A double-blind, randomized, controlled trial of the effects of two eggs per day in moderately hypercholesterolemic and combined hyperlipidemic subjects taught the NCEP step I diet.J Am Coll Nutr. 1997 Dec; 16(6):551-61.JA
We investigated the effect of egg feeding in 161 hypercholesterolemic (HC) or combined hyperlipidemic (CHL) free-living subjects taught the NCEP Step I Diet.
Subjects had LDL-C between 3.36 and 4.91 mmol/L (130 and 190 mg/dL). HC subjects had triglyceride concentrations < 75th %-ile, CHL > or = 75th %-ile.
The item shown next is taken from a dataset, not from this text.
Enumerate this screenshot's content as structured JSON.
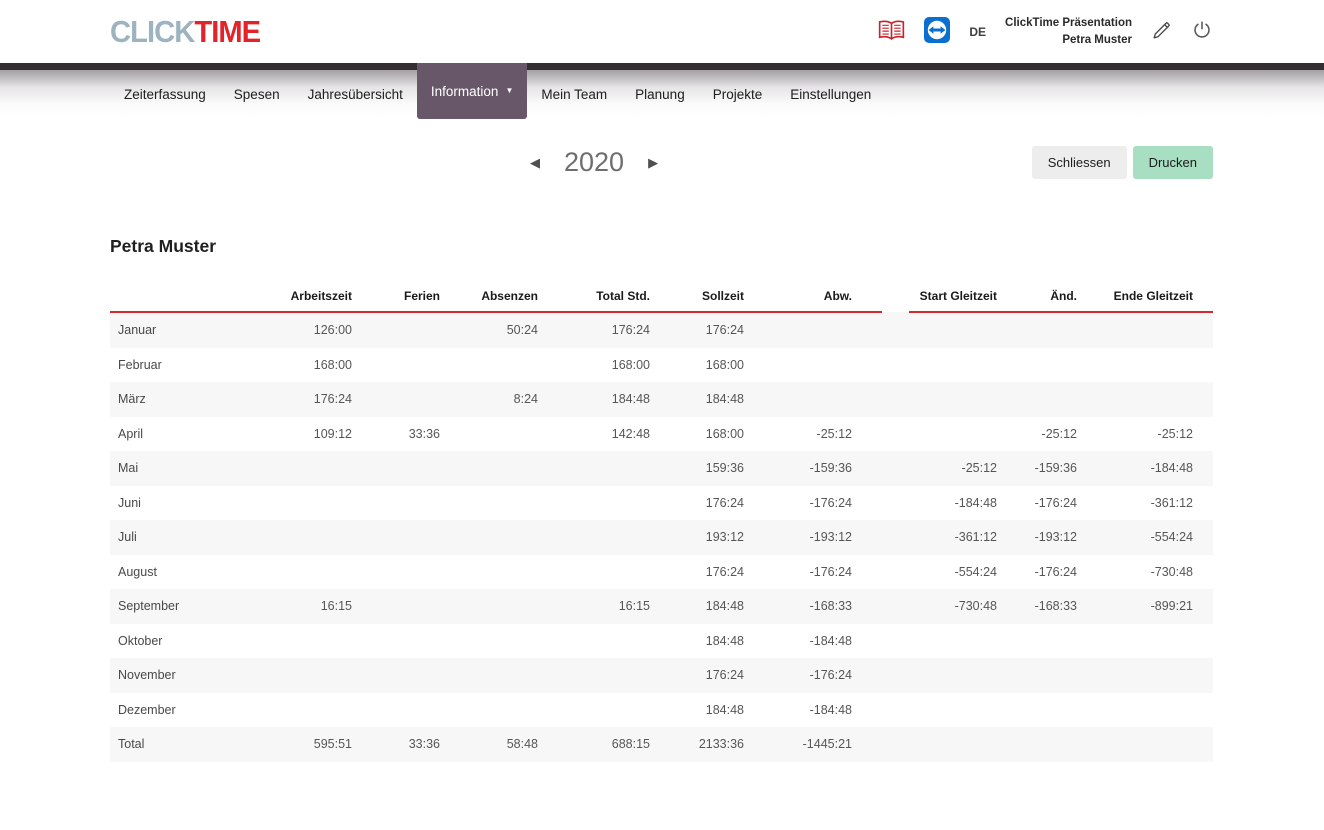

Six weeks after instituting the Step I Diet, subjects were randomized to two eggs or egg substitute daily for 12 weeks.
Mean dietary intake (9-day food records) was within NCEP guidelines and 131 subjects finished with stable weight and adherence > 80%. Placebo group lipoprotein lipids were unchanged at study end for both HC (n = 35) and CHL (n = 21) subjects. Egg-fed HC subjects (n = 44) increased LDL-C nonsignificantly, 0.07 mmol/L (3 mg/dL) (p = 0.49). Egg-fed CHL subjects (n = 31) increased LDL-C 0.31 mmol/L (12 mg/dL) (p < 0.001). HDL-C increased significantly in both HC and CHL groups, 0.10 and 0.08 mmol/L (4 and 3 mg/dL, p = 0.003 and 0.02), respectively. HC and CHL subjects did not differ by apo E phenotype distribution. Postprandial triglyceride-rich lipoproteins and LDL subclass phenotype were unaffected by egg feeding in subsets of subjects.
CHL subjects ingesting a Step I Diet in a free-living setting are sensitive to egg feeding and should benefit from dietary cholesterol restriction. The limited LDL-C rise in HC subjects resembles that seen in egg-fed normocholesterolemic subjects ingesting a Step I Diet, but requires confirmation.